Web page and app entries:
BEGIN

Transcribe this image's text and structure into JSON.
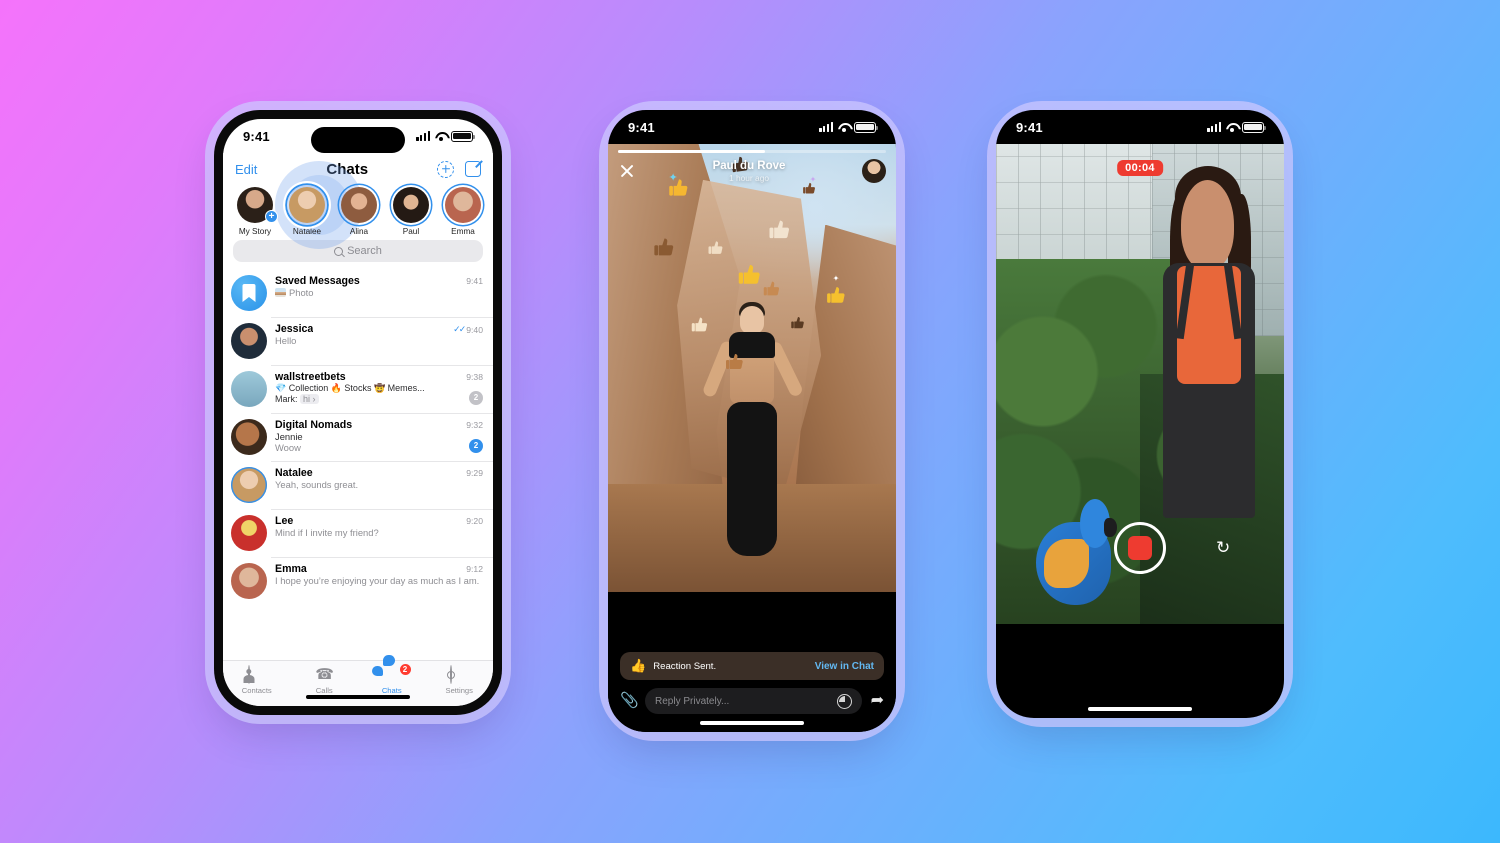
{
  "background": {
    "from": "#f573fb",
    "to": "#3cb8fd"
  },
  "accent": {
    "blue": "#3290ec",
    "red": "#ee3b30",
    "link": "#63b9f2"
  },
  "phone1": {
    "status": {
      "time": "9:41",
      "signal_icon": "signal-bars-icon",
      "wifi_icon": "wifi-icon",
      "battery_icon": "battery-icon"
    },
    "nav": {
      "edit_label": "Edit",
      "title": "Chats",
      "add_story_icon": "add-story-icon",
      "compose_icon": "compose-icon"
    },
    "stories": [
      {
        "name": "My Story",
        "state": "own",
        "plus": "+"
      },
      {
        "name": "Natalee",
        "state": "selected"
      },
      {
        "name": "Alina",
        "state": "unread"
      },
      {
        "name": "Paul",
        "state": "unread"
      },
      {
        "name": "Emma",
        "state": "unread"
      }
    ],
    "search": {
      "placeholder": "Search",
      "icon": "search-icon"
    },
    "chats": [
      {
        "title": "Saved Messages",
        "time": "9:41",
        "preview": "Photo",
        "icon": "saved-messages-icon",
        "has_photo_thumb": true
      },
      {
        "title": "Jessica",
        "time": "9:40",
        "preview": "Hello",
        "read_receipt": "✓✓"
      },
      {
        "title": "wallstreetbets",
        "time": "9:38",
        "tags": "💎 Collection 🔥 Stocks 🤠 Memes...",
        "sender": "Mark:",
        "chip": "hi ›",
        "badge": "2",
        "badge_color": "gray"
      },
      {
        "title": "Digital Nomads",
        "time": "9:32",
        "sender": "Jennie",
        "preview": "Woow",
        "badge": "2",
        "badge_color": "blue"
      },
      {
        "title": "Natalee",
        "time": "9:29",
        "preview": "Yeah, sounds great."
      },
      {
        "title": "Lee",
        "time": "9:20",
        "preview": "Mind if I invite my friend?"
      },
      {
        "title": "Emma",
        "time": "9:12",
        "preview": "I hope you’re enjoying your day as much as I am."
      }
    ],
    "tabs": [
      {
        "label": "Contacts",
        "icon": "contacts-icon",
        "active": false
      },
      {
        "label": "Calls",
        "icon": "phone-icon",
        "active": false
      },
      {
        "label": "Chats",
        "icon": "chats-icon",
        "active": true,
        "badge": "2"
      },
      {
        "label": "Settings",
        "icon": "gear-icon",
        "active": false
      }
    ]
  },
  "phone2": {
    "status": {
      "time": "9:41"
    },
    "story": {
      "close_icon": "close-icon",
      "author": "Paul du Rove",
      "timestamp": "1 hour ago",
      "progress_percent": 55,
      "avatar_icon": "story-author-avatar"
    },
    "toast": {
      "emoji": "👍",
      "label": "Reaction Sent.",
      "action": "View in Chat"
    },
    "reply": {
      "attach_icon": "paperclip-icon",
      "placeholder": "Reply Privately...",
      "timer_icon": "timer-icon",
      "share_icon": "share-icon"
    }
  },
  "phone3": {
    "status": {
      "time": "9:41"
    },
    "camera": {
      "recording_time": "00:04",
      "record_button_icon": "record-stop-icon",
      "flip_camera_icon": "flip-camera-icon"
    }
  }
}
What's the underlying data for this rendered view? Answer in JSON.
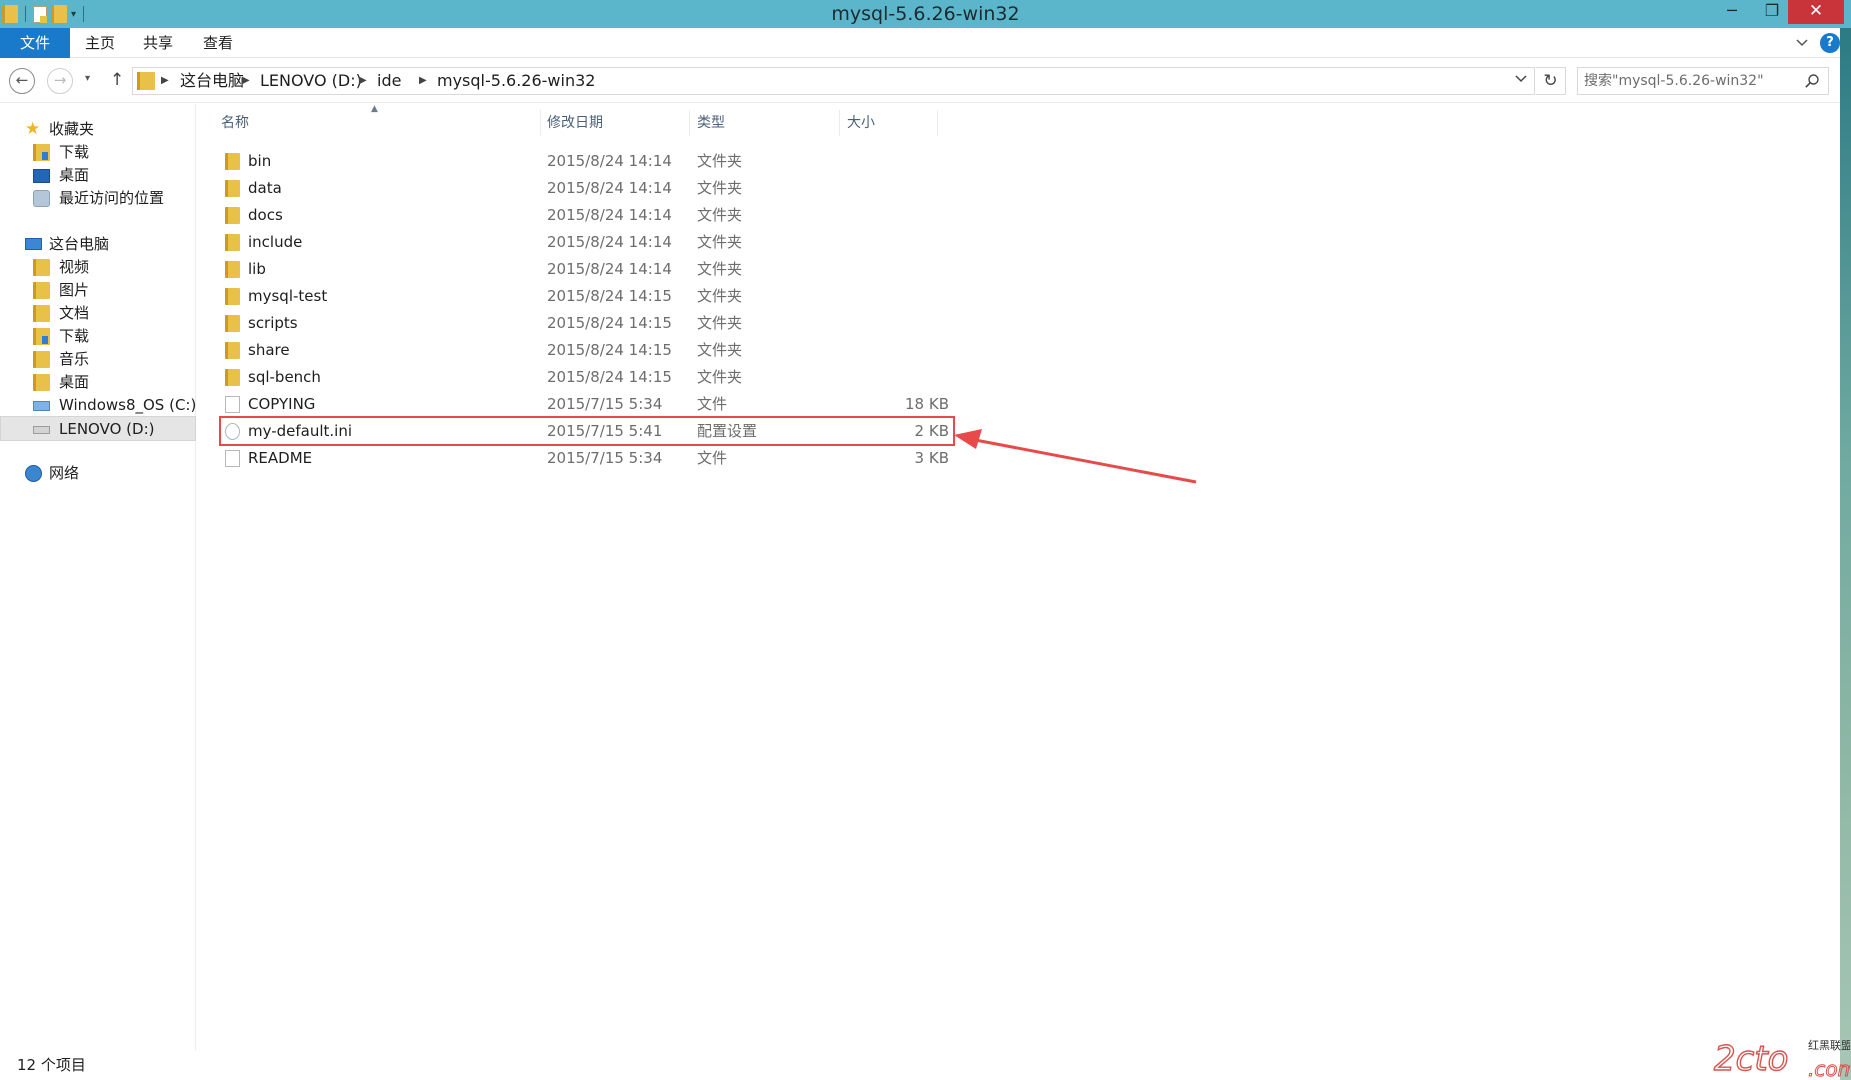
{
  "window": {
    "title": "mysql-5.6.26-win32",
    "minimize_glyph": "─",
    "maximize_glyph": "❐",
    "close_glyph": "✕"
  },
  "ribbon": {
    "tabs": [
      {
        "label": "文件",
        "active": true
      },
      {
        "label": "主页"
      },
      {
        "label": "共享"
      },
      {
        "label": "查看"
      }
    ],
    "help_glyph": "?"
  },
  "address": {
    "back_glyph": "←",
    "forward_glyph": "→",
    "up_glyph": "↑",
    "refresh_glyph": "↻",
    "breadcrumbs": [
      "这台电脑",
      "LENOVO (D:)",
      "ide",
      "mysql-5.6.26-win32"
    ]
  },
  "search": {
    "placeholder": "搜索\"mysql-5.6.26-win32\""
  },
  "sidebar": {
    "items": [
      {
        "label": "收藏夹",
        "icon": "star-icon",
        "indent": 0
      },
      {
        "label": "下载",
        "icon": "downloads-folder-icon",
        "indent": 1
      },
      {
        "label": "桌面",
        "icon": "desktop-icon",
        "indent": 1
      },
      {
        "label": "最近访问的位置",
        "icon": "recent-places-icon",
        "indent": 1
      },
      {
        "label": "这台电脑",
        "icon": "computer-icon",
        "indent": 0
      },
      {
        "label": "视频",
        "icon": "videos-folder-icon",
        "indent": 1
      },
      {
        "label": "图片",
        "icon": "pictures-folder-icon",
        "indent": 1
      },
      {
        "label": "文档",
        "icon": "documents-folder-icon",
        "indent": 1
      },
      {
        "label": "下载",
        "icon": "downloads-folder-icon",
        "indent": 1
      },
      {
        "label": "音乐",
        "icon": "music-folder-icon",
        "indent": 1
      },
      {
        "label": "桌面",
        "icon": "desktop-folder-icon",
        "indent": 1
      },
      {
        "label": "Windows8_OS (C:)",
        "icon": "drive-c-icon",
        "indent": 1
      },
      {
        "label": "LENOVO (D:)",
        "icon": "drive-d-icon",
        "indent": 1,
        "selected": true
      },
      {
        "label": "网络",
        "icon": "network-icon",
        "indent": 0
      }
    ]
  },
  "columns": {
    "name": "名称",
    "date": "修改日期",
    "type": "类型",
    "size": "大小"
  },
  "files": [
    {
      "name": "bin",
      "date": "2015/8/24 14:14",
      "type": "文件夹",
      "size": "",
      "kind": "folder"
    },
    {
      "name": "data",
      "date": "2015/8/24 14:14",
      "type": "文件夹",
      "size": "",
      "kind": "folder"
    },
    {
      "name": "docs",
      "date": "2015/8/24 14:14",
      "type": "文件夹",
      "size": "",
      "kind": "folder"
    },
    {
      "name": "include",
      "date": "2015/8/24 14:14",
      "type": "文件夹",
      "size": "",
      "kind": "folder"
    },
    {
      "name": "lib",
      "date": "2015/8/24 14:14",
      "type": "文件夹",
      "size": "",
      "kind": "folder"
    },
    {
      "name": "mysql-test",
      "date": "2015/8/24 14:15",
      "type": "文件夹",
      "size": "",
      "kind": "folder"
    },
    {
      "name": "scripts",
      "date": "2015/8/24 14:15",
      "type": "文件夹",
      "size": "",
      "kind": "folder"
    },
    {
      "name": "share",
      "date": "2015/8/24 14:15",
      "type": "文件夹",
      "size": "",
      "kind": "folder"
    },
    {
      "name": "sql-bench",
      "date": "2015/8/24 14:15",
      "type": "文件夹",
      "size": "",
      "kind": "folder"
    },
    {
      "name": "COPYING",
      "date": "2015/7/15 5:34",
      "type": "文件",
      "size": "18 KB",
      "kind": "file"
    },
    {
      "name": "my-default.ini",
      "date": "2015/7/15 5:41",
      "type": "配置设置",
      "size": "2 KB",
      "kind": "ini",
      "highlighted": true
    },
    {
      "name": "README",
      "date": "2015/7/15 5:34",
      "type": "文件",
      "size": "3 KB",
      "kind": "file"
    }
  ],
  "status": {
    "count": "12 个项目"
  },
  "colors": {
    "titlebar": "#5cb6cb",
    "file_tab": "#1979ca",
    "close_button": "#c9333a",
    "annotation": "#e84a4a"
  }
}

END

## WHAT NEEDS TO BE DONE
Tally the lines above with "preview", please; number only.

## RESPONSE
6